*** Opening GIVEN ENTRIES ***
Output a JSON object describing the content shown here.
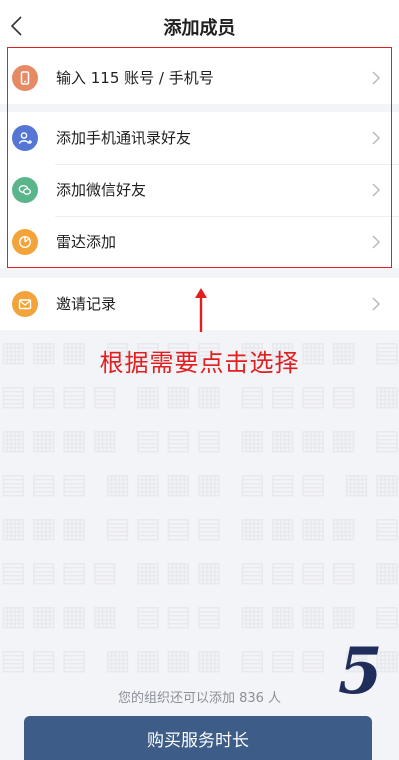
{
  "header": {
    "title": "添加成员",
    "back_icon": "chevron-left-icon"
  },
  "add_options": [
    {
      "label": "输入 115 账号 / 手机号",
      "icon": "phone-icon",
      "color": "#e58a63"
    },
    {
      "label": "添加手机通讯录好友",
      "icon": "contact-add-icon",
      "color": "#5676d6"
    },
    {
      "label": "添加微信好友",
      "icon": "wechat-icon",
      "color": "#5bb58a"
    },
    {
      "label": "雷达添加",
      "icon": "radar-icon",
      "color": "#f2a43a"
    }
  ],
  "invite": {
    "label": "邀请记录",
    "icon": "mail-icon",
    "color": "#f2a43a"
  },
  "annotation": {
    "text": "根据需要点击选择",
    "color": "#e02020"
  },
  "footer": {
    "remaining_text": "您的组织还可以添加 836 人",
    "buy_button_label": "购买服务时长",
    "buy_button_color": "#3d5c87"
  },
  "overlay": {
    "step_number": "5"
  }
}
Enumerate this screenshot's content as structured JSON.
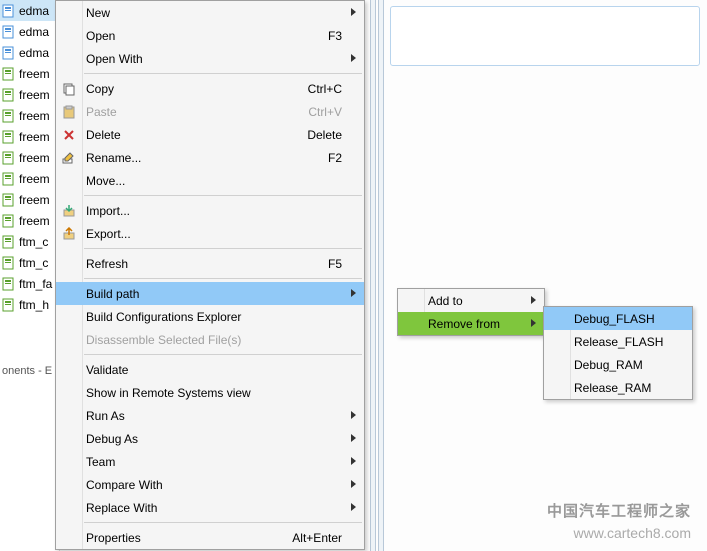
{
  "tree": {
    "items": [
      {
        "label": "edma",
        "icon": "file-blue",
        "selected": true
      },
      {
        "label": "edma",
        "icon": "file-blue"
      },
      {
        "label": "edma",
        "icon": "file-blue"
      },
      {
        "label": "freem",
        "icon": "file-green"
      },
      {
        "label": "freem",
        "icon": "file-green"
      },
      {
        "label": "freem",
        "icon": "file-green"
      },
      {
        "label": "freem",
        "icon": "file-green"
      },
      {
        "label": "freem",
        "icon": "file-green"
      },
      {
        "label": "freem",
        "icon": "file-green"
      },
      {
        "label": "freem",
        "icon": "file-green"
      },
      {
        "label": "freem",
        "icon": "file-green"
      },
      {
        "label": "ftm_c",
        "icon": "file-green"
      },
      {
        "label": "ftm_c",
        "icon": "file-green"
      },
      {
        "label": "ftm_fa",
        "icon": "file-green"
      },
      {
        "label": "ftm_h",
        "icon": "file-green"
      }
    ]
  },
  "bottom_panel": "onents - E",
  "menu1": {
    "groups": [
      [
        {
          "label": "New",
          "submenu": true
        },
        {
          "label": "Open",
          "shortcut": "F3"
        },
        {
          "label": "Open With",
          "submenu": true
        }
      ],
      [
        {
          "label": "Copy",
          "shortcut": "Ctrl+C",
          "icon": "copy"
        },
        {
          "label": "Paste",
          "shortcut": "Ctrl+V",
          "icon": "paste",
          "disabled": true
        },
        {
          "label": "Delete",
          "shortcut": "Delete",
          "icon": "delete"
        },
        {
          "label": "Rename...",
          "shortcut": "F2",
          "icon": "rename"
        },
        {
          "label": "Move..."
        }
      ],
      [
        {
          "label": "Import...",
          "icon": "import"
        },
        {
          "label": "Export...",
          "icon": "export"
        }
      ],
      [
        {
          "label": "Refresh",
          "shortcut": "F5"
        }
      ],
      [
        {
          "label": "Build path",
          "submenu": true,
          "hover": true
        },
        {
          "label": "Build Configurations Explorer"
        },
        {
          "label": "Disassemble Selected File(s)",
          "disabled": true
        }
      ],
      [
        {
          "label": "Validate"
        },
        {
          "label": "Show in Remote Systems view"
        },
        {
          "label": "Run As",
          "submenu": true
        },
        {
          "label": "Debug As",
          "submenu": true
        },
        {
          "label": "Team",
          "submenu": true
        },
        {
          "label": "Compare With",
          "submenu": true
        },
        {
          "label": "Replace With",
          "submenu": true
        }
      ],
      [
        {
          "label": "Properties",
          "shortcut": "Alt+Enter"
        }
      ]
    ]
  },
  "menu2": {
    "items": [
      {
        "label": "Add to",
        "submenu": true
      },
      {
        "label": "Remove from",
        "submenu": true,
        "hover": true
      }
    ]
  },
  "menu3": {
    "items": [
      {
        "label": "Debug_FLASH",
        "hover": true
      },
      {
        "label": "Release_FLASH"
      },
      {
        "label": "Debug_RAM"
      },
      {
        "label": "Release_RAM"
      }
    ]
  },
  "watermark": {
    "line1": "中国汽车工程师之家",
    "line2": "www.cartech8.com"
  }
}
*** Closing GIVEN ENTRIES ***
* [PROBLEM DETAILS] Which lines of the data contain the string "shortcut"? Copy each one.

* [SOLUTION TO THE EXERCISE]
          "shortcut": "F3"
          "shortcut": "Ctrl+C",
          "shortcut": "Ctrl+V",
          "shortcut": "Delete",
          "shortcut": "F2",
          "shortcut": "F5"
          "shortcut": "Alt+Enter"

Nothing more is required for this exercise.